running blog

Clive Whaley

Unfinished Business Part 2

Day 65 - Marathon Training - NO RUNNING - KNEE STILL INJURED

As I am on enforced rest, I will continue with my story of Unfinished Business …
So how did I come to be 'dazed and confused', sitting on the cobbles by the Tower of London on Marathon Day in 1986?

It all started with a bet.

I was working in my first permanent full time job as an Executive Officer for The Sports Council at their head office in London. We were offered complimentary places each year in the London Marathon and I took up one of the places, alongside my colleague and friend Nick, who worked in the Research Unit. Nick and I were good friends but we were also both very competitive. One night in the pub we had a very public bet, witnessed by a number of colleagues, as to who would run fastest in the Marathon. Five pounds was a reasonable amount at the time but it wasn't the money so much as the pride and competitive spirit that was attached to the bet that mattered most.

The following extracts are from a diary I kept at the time:

"I was a little worried towards the end of the week - I had a sore throat and headaches - nothing really bad, but not exactly how I wanted to feel a few days before the Big Day. Nick had a bit of a cold too - at least we were both suffering. I put it down as a mild cold, pre race nerves and a couple of bad days at work - and, as I was feeling fine on Saturday, I thought - NO Problem!

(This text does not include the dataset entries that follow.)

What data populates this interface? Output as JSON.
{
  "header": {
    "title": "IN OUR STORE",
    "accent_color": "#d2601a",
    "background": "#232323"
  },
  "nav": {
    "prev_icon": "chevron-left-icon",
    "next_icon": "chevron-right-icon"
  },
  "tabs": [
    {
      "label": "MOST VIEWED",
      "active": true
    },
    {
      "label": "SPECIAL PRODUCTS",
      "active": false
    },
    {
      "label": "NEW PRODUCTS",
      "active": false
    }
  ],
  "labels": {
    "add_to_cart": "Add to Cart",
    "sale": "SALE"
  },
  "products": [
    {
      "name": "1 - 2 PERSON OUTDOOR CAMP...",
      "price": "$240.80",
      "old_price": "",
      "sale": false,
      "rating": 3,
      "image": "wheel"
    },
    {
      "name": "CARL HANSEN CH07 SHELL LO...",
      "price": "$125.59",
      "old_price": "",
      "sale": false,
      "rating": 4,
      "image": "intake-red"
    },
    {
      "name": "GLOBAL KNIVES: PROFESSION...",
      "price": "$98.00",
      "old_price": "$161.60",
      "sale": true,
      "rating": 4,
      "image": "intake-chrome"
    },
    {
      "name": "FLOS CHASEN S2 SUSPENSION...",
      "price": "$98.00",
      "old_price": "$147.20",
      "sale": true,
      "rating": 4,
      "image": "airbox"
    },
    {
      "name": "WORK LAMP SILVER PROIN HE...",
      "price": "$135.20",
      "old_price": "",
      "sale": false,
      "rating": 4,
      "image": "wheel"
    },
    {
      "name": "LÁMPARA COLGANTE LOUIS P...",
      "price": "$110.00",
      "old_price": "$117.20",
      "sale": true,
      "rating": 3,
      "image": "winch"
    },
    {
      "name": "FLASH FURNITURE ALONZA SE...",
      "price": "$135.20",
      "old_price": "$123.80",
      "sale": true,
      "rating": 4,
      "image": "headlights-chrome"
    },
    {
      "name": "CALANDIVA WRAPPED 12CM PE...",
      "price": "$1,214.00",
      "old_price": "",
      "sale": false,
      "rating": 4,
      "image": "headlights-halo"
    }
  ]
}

The day of the marathon dawned wet, windy and cool but not cold. Blackheath was fairly wet and miserable. The coffee tent was bursting at the seams - a few drinking coffee - but most were sheltering from the rain and the wind. With 5 minutes to go the old track suits, t-shirts and bin liners were flung off. A minute to go and we were released and allowed to walk/jog towards the line. Then crunch … a gun went, everyone cheered and then started shouting "Charlie" (the starter was Prince Charles). I looked to the right and saw him in his raincoat - he looked rather bewildered by it all. He could have been a spitting image puppet - I could swear his ears were flapping.

The first 6 miles at the very least were fine. Although the first mile had taken about 8 and a half minutes, by the 6 mile marker we were on 6 and a half minute mile pace, so we must have 'shifted up a gear' and we were still on that pace at 9 miles. Just after crossing Tower Bridge I had to stop to re-do a shoelace (I got an 'Aah' from the crowd!) and then had to work really hard to catch up again with Nick. We went through half way at 1 hour 26 minutes.

I think the lace incident might have been the starting point. A little after that I think I knew I was slowing. At about the 14 mile stage I started to drop back from Nick. I don't remember anything being severely wrong. I just felt strangely tired. I even thought 'come on! you're on form today and there's only one London Marathon, so you can afford to push it a bit' - but I was probably already losing my marbles at this point.

Looking back it is one of the strangest experiences of my life. I've tried to piece it together from my own recollections and from people who actually saw me over those last few awful miles but I don't think I'll ever know exactly what happened or indeed why."